Tag: Omada

High availability DNS with Adguard Home and keepalived

Compared to your average home internet user I (and lets face it probably you, the reader) have a way more complicated home network than necessary;

  • I don’t just have an ISP supplied router, I’ve got Omada network switches and routers and access points.
  • I’ve got multiple small servers running network services like DNS or VPN tunnels.

I thought I’d been a good little IT professional and had ensured that my maintenance (unplanned or otherwise) wouldn’t affect my families Netflix or Paramount+ streaming by having not one but two synchronised Adguard Home powered DNS servers. I’d ensured both were communicated out via DHCP (or statically configured) as the primary and secondary DNS services so that no matter what I was doing no one would be stuck without working entertainment.

But then the RaspberryPi powered device died a death, and my network fell over1; because, as it turns out, not all devices do the sensible thing and what “secondary DNS server” actually means is “try this one after 30 seconds of hanging about”.

VLANs and Samsung TV's

If you’re anything like me you’ll have a bunch of IoT smart home devices; if you’re anywhere as cheap as me, a number of those will only work on 2.4GHz networks which makes using the Google Wifi a right pain1. I did eventually get the devices registered but only after many many repeated pairing/registration attempts.
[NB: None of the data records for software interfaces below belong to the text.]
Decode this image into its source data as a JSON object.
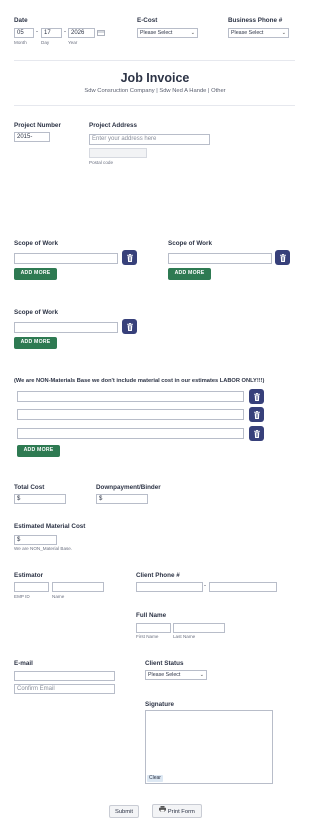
{
  "date": {
    "label": "Date",
    "month": "05",
    "day": "17",
    "year": "2026",
    "sep": "-",
    "month_label": "Month",
    "day_label": "Day",
    "year_label": "Year"
  },
  "ecost": {
    "label": "E-Cost",
    "selected": "Please Select"
  },
  "business_phone": {
    "label": "Business Phone #",
    "selected": "Please Select"
  },
  "header": {
    "title": "Job Invoice",
    "subtitle": "Sdw Consruction Company | Sdw Ned A Hande | Other"
  },
  "project_number": {
    "label": "Project Number",
    "value": "2015-"
  },
  "project_address": {
    "label": "Project Address",
    "placeholder": "Enter your address here",
    "postal_label": "Postal code"
  },
  "scope1": {
    "label": "Scope of Work",
    "add_label": "ADD MORE"
  },
  "scope2": {
    "label": "Scope of Work",
    "add_label": "ADD MORE"
  },
  "scope3": {
    "label": "Scope of Work",
    "add_label": "ADD MORE"
  },
  "materials": {
    "label": "(We are NON-Materials Base we don't include material cost in our estimates LABOR ONLY!!!)",
    "add_label": "ADD MORE"
  },
  "total_cost": {
    "label": "Total Cost",
    "prefix": "$"
  },
  "downpayment": {
    "label": "Downpayment/Binder",
    "prefix": "$"
  },
  "estimated_material": {
    "label": "Estimated Material Cost",
    "prefix": "$",
    "note": "We are NON_Material Base."
  },
  "estimator": {
    "label": "Estimator",
    "emp_label": "EMP ID",
    "name_label": "Name"
  },
  "client_phone": {
    "label": "Client Phone #",
    "sep": "-"
  },
  "full_name": {
    "label": "Full Name",
    "first_label": "First Name",
    "last_label": "Last Name"
  },
  "email": {
    "label": "E-mail",
    "confirm_placeholder": "Confirm Email"
  },
  "client_status": {
    "label": "Client Status",
    "selected": "Please Select"
  },
  "signature": {
    "label": "Signature",
    "clear_label": "Clear"
  },
  "actions": {
    "submit_label": "Submit",
    "print_label": "Print Form"
  },
  "colors": {
    "add_button": "#2e7a52",
    "trash_button": "#37407a"
  }
}
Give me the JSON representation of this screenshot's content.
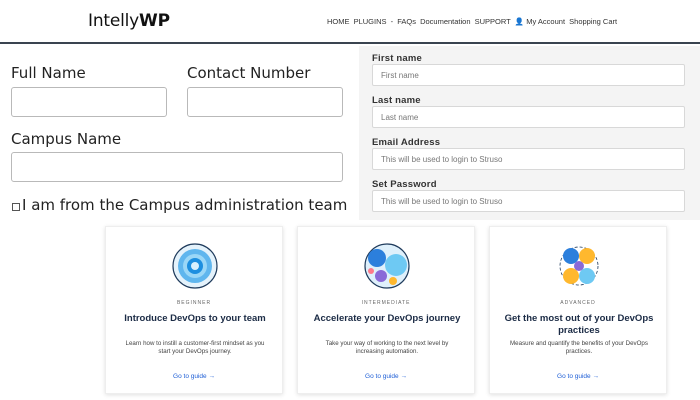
{
  "header": {
    "logo_plain": "Intelly",
    "logo_bold": "WP",
    "nav_items": [
      "HOME",
      "PLUGINS",
      "-",
      "FAQs",
      "Documentation",
      "SUPPORT",
      "👤 My Account",
      "Shopping Cart"
    ]
  },
  "left_form": {
    "full_name_label": "Full Name",
    "contact_label": "Contact Number",
    "campus_label": "Campus Name",
    "admin_checkbox_label": "I am from the Campus administration team"
  },
  "right_form": {
    "first_name_label": "First name",
    "first_name_placeholder": "First name",
    "last_name_label": "Last name",
    "last_name_placeholder": "Last name",
    "email_label": "Email Address",
    "email_placeholder": "This will be used to login to Struso",
    "password_label": "Set Password",
    "password_placeholder": "This will be used to login to Struso"
  },
  "cards": [
    {
      "level": "BEGINNER",
      "title": "Introduce DevOps to your team",
      "description": "Learn how to instill a customer-first mindset as you start your DevOps journey.",
      "link": "Go to guide →"
    },
    {
      "level": "INTERMEDIATE",
      "title": "Accelerate your DevOps journey",
      "description": "Take your way of working to the next level by increasing automation.",
      "link": "Go to guide →"
    },
    {
      "level": "ADVANCED",
      "title": "Get the most out of your DevOps practices",
      "description": "Measure and quantify the benefits of your DevOps practices.",
      "link": "Go to guide →"
    }
  ],
  "colors": {
    "header_border": "#3a4450",
    "card_title": "#1b2b45",
    "link": "#1f5fd6",
    "right_panel_bg": "#f4f4f4"
  }
}
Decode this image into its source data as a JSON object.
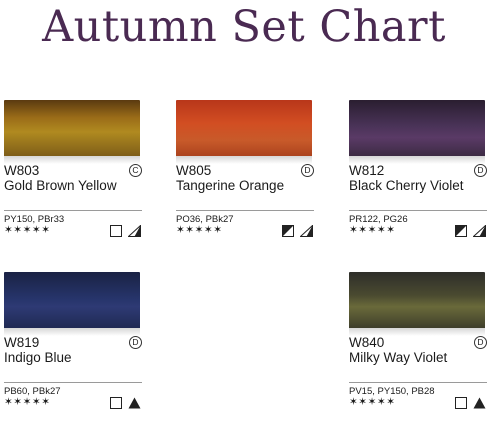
{
  "title": "Autumn Set Chart",
  "cards": [
    {
      "code": "W803",
      "name": "Gold Brown Yellow",
      "badge": "C",
      "pigments": "PY150, PBr33",
      "stars": "✶✶✶✶✶",
      "swatch_color": "#8a5c14",
      "icons": [
        "transparent",
        "semi-transparent"
      ]
    },
    {
      "code": "W805",
      "name": "Tangerine Orange",
      "badge": "D",
      "pigments": "PO36, PBk27",
      "stars": "✶✶✶✶✶",
      "swatch_color": "#c4451f",
      "icons": [
        "semi-opaque",
        "semi-transparent"
      ]
    },
    {
      "code": "W812",
      "name": "Black Cherry Violet",
      "badge": "D",
      "pigments": "PR122, PG26",
      "stars": "✶✶✶✶✶",
      "swatch_color": "#3f2a47",
      "icons": [
        "semi-opaque",
        "semi-transparent"
      ]
    },
    {
      "code": "W819",
      "name": "Indigo Blue",
      "badge": "D",
      "pigments": "PB60, PBk27",
      "stars": "✶✶✶✶✶",
      "swatch_color": "#1e2a52",
      "icons": [
        "transparent",
        "opaque"
      ]
    },
    {
      "code": "W840",
      "name": "Milky Way Violet",
      "badge": "D",
      "pigments": "PV15, PY150, PB28",
      "stars": "✶✶✶✶✶",
      "swatch_color": "#4a4a30",
      "icons": [
        "transparent",
        "opaque"
      ]
    }
  ]
}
Presumably they would randomly latch onto the 2.4GHz network and be able to complete the process but it was frustrating work.

The internet also tells us just how all these cheap devices are realistically insecure and that you should be keeping them on a separate network so with that I decided to upgrade my network gear so I could implement secure things, like VLANs and ACLs and all of that fun stuff but I was using a Google WiFi mesh and although it did the job pretty well it just didn’t offer any power user features at all - primarily it didn’t do VLANs, or even more than one WiFi network which meant getting any sort of separation from my potentially badly behaved devices was next to impossible.

So I upgraded the hardware.